Please report how many lines below contain "explain", writing nothing except the number.

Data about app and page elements

..............................

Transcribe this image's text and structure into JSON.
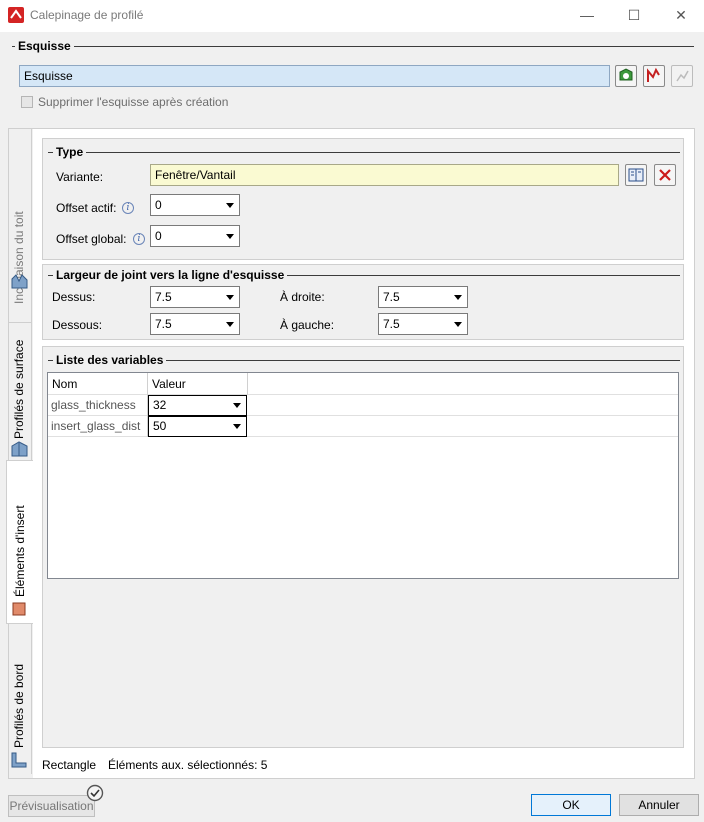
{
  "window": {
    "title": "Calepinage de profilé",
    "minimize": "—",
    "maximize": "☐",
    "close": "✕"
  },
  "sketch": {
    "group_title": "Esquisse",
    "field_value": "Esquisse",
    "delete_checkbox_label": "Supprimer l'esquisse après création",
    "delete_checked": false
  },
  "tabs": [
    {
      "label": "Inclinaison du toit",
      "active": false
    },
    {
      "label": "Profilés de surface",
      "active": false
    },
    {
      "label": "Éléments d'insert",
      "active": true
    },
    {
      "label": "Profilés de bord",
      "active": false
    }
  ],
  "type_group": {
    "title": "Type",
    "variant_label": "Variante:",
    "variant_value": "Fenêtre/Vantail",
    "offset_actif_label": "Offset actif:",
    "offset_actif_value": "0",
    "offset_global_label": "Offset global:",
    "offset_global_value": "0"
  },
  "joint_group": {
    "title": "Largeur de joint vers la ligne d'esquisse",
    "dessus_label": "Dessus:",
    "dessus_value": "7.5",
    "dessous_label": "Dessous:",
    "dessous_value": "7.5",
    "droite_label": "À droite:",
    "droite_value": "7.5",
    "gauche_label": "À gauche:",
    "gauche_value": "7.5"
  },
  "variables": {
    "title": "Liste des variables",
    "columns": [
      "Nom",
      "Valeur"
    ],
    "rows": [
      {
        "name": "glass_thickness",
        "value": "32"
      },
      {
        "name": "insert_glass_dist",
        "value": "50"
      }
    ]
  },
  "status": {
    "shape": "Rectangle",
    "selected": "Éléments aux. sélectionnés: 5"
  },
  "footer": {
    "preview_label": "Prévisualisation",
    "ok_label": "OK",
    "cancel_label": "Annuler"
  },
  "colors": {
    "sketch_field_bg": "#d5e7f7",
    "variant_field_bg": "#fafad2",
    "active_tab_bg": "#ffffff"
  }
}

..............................

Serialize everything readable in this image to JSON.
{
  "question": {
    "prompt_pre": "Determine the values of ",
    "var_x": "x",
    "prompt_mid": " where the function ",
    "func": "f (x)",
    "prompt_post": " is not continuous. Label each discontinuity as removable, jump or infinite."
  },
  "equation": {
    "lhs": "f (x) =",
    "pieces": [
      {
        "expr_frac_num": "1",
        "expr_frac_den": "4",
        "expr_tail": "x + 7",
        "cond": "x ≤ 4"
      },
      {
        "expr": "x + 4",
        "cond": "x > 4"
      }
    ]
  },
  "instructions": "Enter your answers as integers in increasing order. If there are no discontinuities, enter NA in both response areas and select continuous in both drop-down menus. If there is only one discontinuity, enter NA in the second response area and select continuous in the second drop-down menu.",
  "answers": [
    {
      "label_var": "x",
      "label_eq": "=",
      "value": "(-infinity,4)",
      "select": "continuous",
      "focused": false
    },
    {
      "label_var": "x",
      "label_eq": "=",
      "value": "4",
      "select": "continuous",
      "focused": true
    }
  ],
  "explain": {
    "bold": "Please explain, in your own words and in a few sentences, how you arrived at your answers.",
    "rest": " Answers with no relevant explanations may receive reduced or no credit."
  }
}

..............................

◆ Answer
2